_Exercise description_
Within the entries below, find each line containing the word "Theresa" and copy it.

※ ※ ※

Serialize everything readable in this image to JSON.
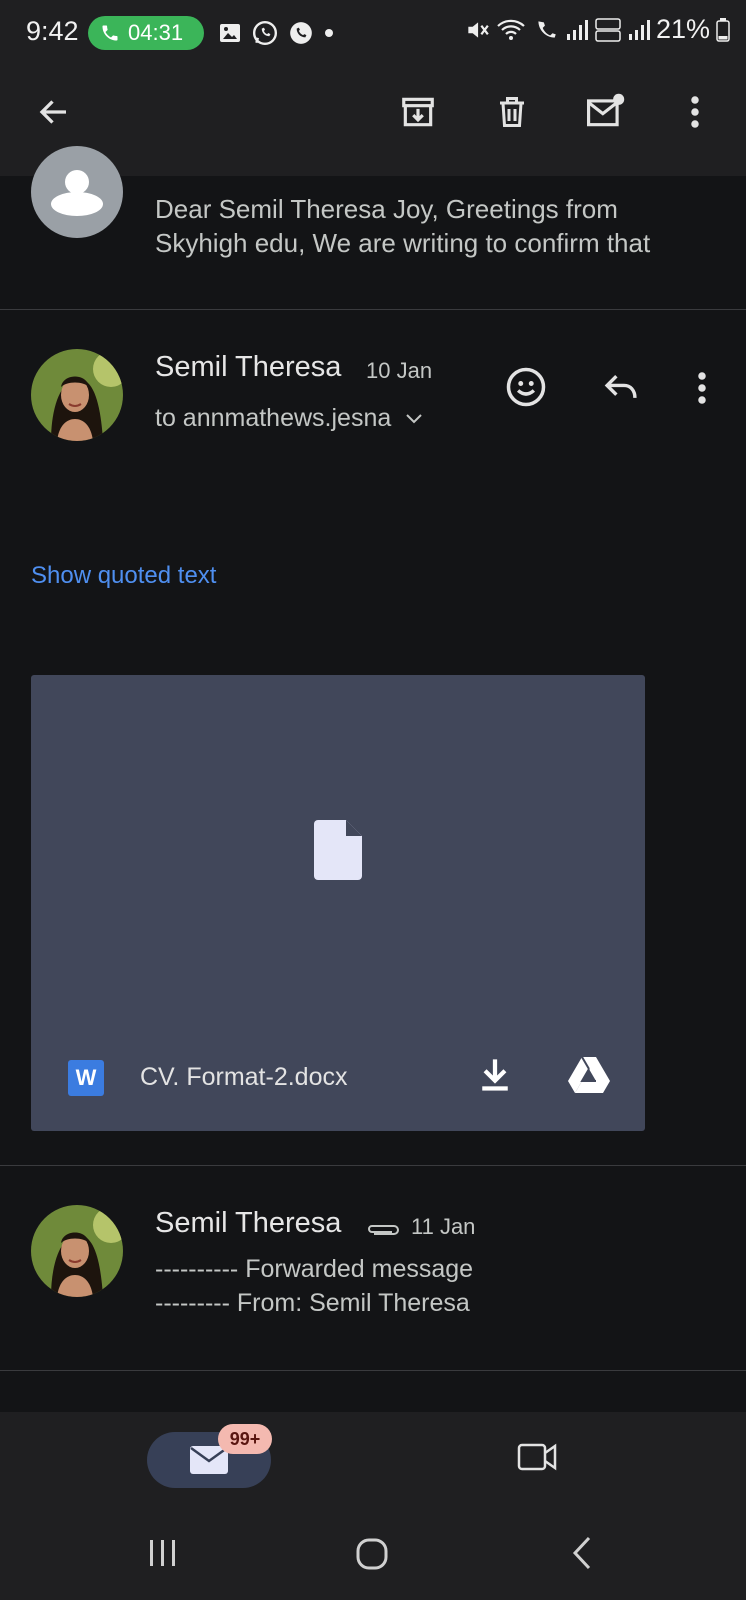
{
  "status_bar": {
    "time": "9:42",
    "call_duration": "04:31",
    "battery": "21%"
  },
  "top_bar": {
    "icons": [
      "back-arrow-icon",
      "archive-icon",
      "delete-icon",
      "mark-unread-icon",
      "more-vert-icon"
    ]
  },
  "preview": {
    "text": "Dear Semil Theresa Joy, Greetings from Skyhigh edu, We are writing to confirm that"
  },
  "message1": {
    "sender": "Semil Theresa",
    "date": "10 Jan",
    "to": "to annmathews.jesna",
    "show_quoted": "Show quoted text",
    "attachment": {
      "file_type_badge": "W",
      "filename": "CV.  Format-2.docx"
    }
  },
  "message2": {
    "sender": "Semil Theresa",
    "date": "11 Jan",
    "snippet_line1": "---------- Forwarded message",
    "snippet_line2": "--------- From: Semil Theresa"
  },
  "bottom_nav": {
    "mail_badge": "99+"
  },
  "colors": {
    "background": "#131416",
    "bar": "#1f1f21",
    "link": "#4f8ff0",
    "attachment_bg": "#41475a",
    "call_green": "#3bb559",
    "badge_bg": "#f4b9b0"
  }
}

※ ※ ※

_Solution_
    "text": "Dear Semil Theresa Joy, Greetings from Skyhigh edu, We are writing to confirm that"
    "sender": "Semil Theresa",
    "sender": "Semil Theresa",
    "snippet_line2": "--------- From: Semil Theresa"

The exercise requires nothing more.